SATIS The 'Three parent baby'

SATIS The ‘Three parent baby’.

This topic was chosen following an item in the news, reported in the Guardian December 15th 2016; ‘First UK baby with DNA from three people could be born next year’. ‘The UK’s fertility regulator gave the green light for clinics to seek licences for this procedure’. ‘The Human Fertilisation and Embryology Authority (HFEA) announced that it would accept applications from clinics wanting to offer this controversial therapy after it met to consider the latest scientific evidence for the safety of the procedure’. ‘The regulator’s decision was described as a “momentous and historic step” by Adam Balen, chairman of the British Fertility Society, and ‘comes nearly two years after Parliament voted to legalise the procedure’. ‘Doctors in Newcastle are ready to offer the experimental treatment, called ‘Mitochondrial Replacement Therapy’ (MRT) to women whose faulty DNA puts them at risk of passing on devastating genetic diseases to their children. They intend to apply for a licence immediately and could begin treating patients as early as Spring 2017’.

(the process was licenced in the USA two years ago)

Read the full article at;

Some basic cell biology.

With a few exceptions, all human cells contain cytoplasm within a cell membrane. Inside the cytoplasm there is a nucleus, but also many other much smaller ‘organelles’, including mitochondria. Mitochondria are responsible for generating energy from glucose and oxygen, and as such are more numerous in cells which need a lot of energy.

The nucleus of each cell contains 23 pairs of chromosomes, one of each pair originating from the male parent the other from the female. The chromosomes are made up of a large number of genes, and the genes are composed of a complex chemical called Deoxyribose Nucleic Acid (DNA). It is these genes which are responsible for inherited characteristics.

However, the mitochondria also contain some DNA, though not organised onto Chromosome-like structures.

Faults, or ‘mutations’ of this mitochondrial DNA can be responsible for cells which do not produce energy correctly and this gives rise to a number of inherited ‘mitochondrial diseases’ which occur in about 1 in 10,000 babies. These diseases cause brain, heart, muscle and other energy-demanding tissues to fail resulting in a long debilitating disease and early death.

The Mitochondrial Replacement Therapy works by removing the nucleus from the egg of a mother who is carrying the mutated mitochondrial DNA and injecting into an egg from a healthy donor. This egg is then fertilised in-vitreo by sperm from the mother’s partner and replaced into the mother at a very early stage of development.

Thus the only DNA from the donor is the mitochondrial DNA which is not concerned with inherited features.

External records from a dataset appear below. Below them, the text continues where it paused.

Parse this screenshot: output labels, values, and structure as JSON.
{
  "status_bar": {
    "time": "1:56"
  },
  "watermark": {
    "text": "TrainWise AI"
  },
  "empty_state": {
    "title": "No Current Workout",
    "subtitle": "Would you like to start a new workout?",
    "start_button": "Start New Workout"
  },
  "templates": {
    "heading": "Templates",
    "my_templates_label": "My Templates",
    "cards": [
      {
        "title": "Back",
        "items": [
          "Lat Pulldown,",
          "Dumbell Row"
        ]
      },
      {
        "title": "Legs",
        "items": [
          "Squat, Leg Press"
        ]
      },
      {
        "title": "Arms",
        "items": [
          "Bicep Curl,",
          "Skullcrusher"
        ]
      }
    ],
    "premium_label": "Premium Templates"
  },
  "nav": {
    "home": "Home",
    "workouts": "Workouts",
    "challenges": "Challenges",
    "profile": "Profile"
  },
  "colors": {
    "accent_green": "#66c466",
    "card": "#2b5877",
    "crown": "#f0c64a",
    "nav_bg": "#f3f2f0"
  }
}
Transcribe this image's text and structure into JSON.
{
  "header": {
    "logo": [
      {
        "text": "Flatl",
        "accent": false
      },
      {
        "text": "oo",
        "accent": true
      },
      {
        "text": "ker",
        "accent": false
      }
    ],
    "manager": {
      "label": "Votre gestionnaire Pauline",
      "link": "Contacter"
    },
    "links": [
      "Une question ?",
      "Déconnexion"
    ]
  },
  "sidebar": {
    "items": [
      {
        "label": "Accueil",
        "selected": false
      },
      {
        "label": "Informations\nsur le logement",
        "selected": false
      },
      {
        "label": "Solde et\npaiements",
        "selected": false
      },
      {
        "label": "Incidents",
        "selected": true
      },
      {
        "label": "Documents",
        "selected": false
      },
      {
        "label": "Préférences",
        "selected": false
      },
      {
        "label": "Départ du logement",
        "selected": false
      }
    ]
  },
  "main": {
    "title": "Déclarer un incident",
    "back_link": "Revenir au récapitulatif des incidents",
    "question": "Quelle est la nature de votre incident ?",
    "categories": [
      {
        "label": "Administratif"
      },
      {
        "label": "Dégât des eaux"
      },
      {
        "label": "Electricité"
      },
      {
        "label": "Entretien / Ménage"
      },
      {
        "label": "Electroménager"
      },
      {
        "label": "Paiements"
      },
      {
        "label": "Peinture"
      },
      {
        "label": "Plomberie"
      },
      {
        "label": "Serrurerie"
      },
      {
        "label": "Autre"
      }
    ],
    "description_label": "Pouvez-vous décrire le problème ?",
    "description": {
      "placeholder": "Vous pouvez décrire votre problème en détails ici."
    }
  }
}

An article in Nature outlined some concerns with this process. Primarily there seems to be some chance of removing some ‘diseased’ mitochondria along with the Mother’s nucleus, with the risk of the disease re-appearing in the developing child.

Read full article at;


  • Is the phrase ‘three parent baby’ a misleading media ‘hype’?

  • Are the mitochondria with mutated DNA produced as a result of damaged / mutated DNA in the nucleus, in which case the procedure will not work?

  • If a child is born as a result of this procedure, but then develops an inherited  mitochondrial disease, will there be a case for litigation?

  • Where does funding for this process come from and is it justified?

The group then watched a TEDx video in a different but related area.

This lecture, by Jennifer Kahn focussed initially on a project which resulted in mosquitoes which were unable to carry the malarial parasite;---potentially a major development in the fight against this highly significant disease. The problem then would be how to breed and release enough mosquitoes with this genetic trait to make a difference to the spread of the disease.

A genetic tool known as CRISPR has been produced which effectively by-passes normal ‘Mendelian’ genetics and results in extremely rapid transfer of a new genetic trait to a whole population. This has been demonstrated in fruit flies and in some fish including Asiatic Carp. It seems to be a very simple procedure that could be ‘carried out by a reasonably intelligent High School student’. The implication is that it could be used to create significant alterations in whole species.

Link to this 10 minute video;


  • Is there evidence as yet that this process would work in ‘higher animals’ including humans?

  • Could this be used as a weapon? Eg. Producing a wasp with a much more dangerous sting which could then spread across a whole species?

  • If use of this tool could be used to eliminate Malaria; --- should it be? And in any case, what control could be exerted over its use?

  • Producing and rapidly disseminating a genetic trait which resulted in infertility could result in a species becoming extinct within a very short space of time. What would be the cost/benefits of using this? Japanese Knotweed? Encroaching  species of crayfish? Grey squirrels?

  • Could CRISPR be used as a therapeutic tool to ‘correct’ genetic mutations in an adult?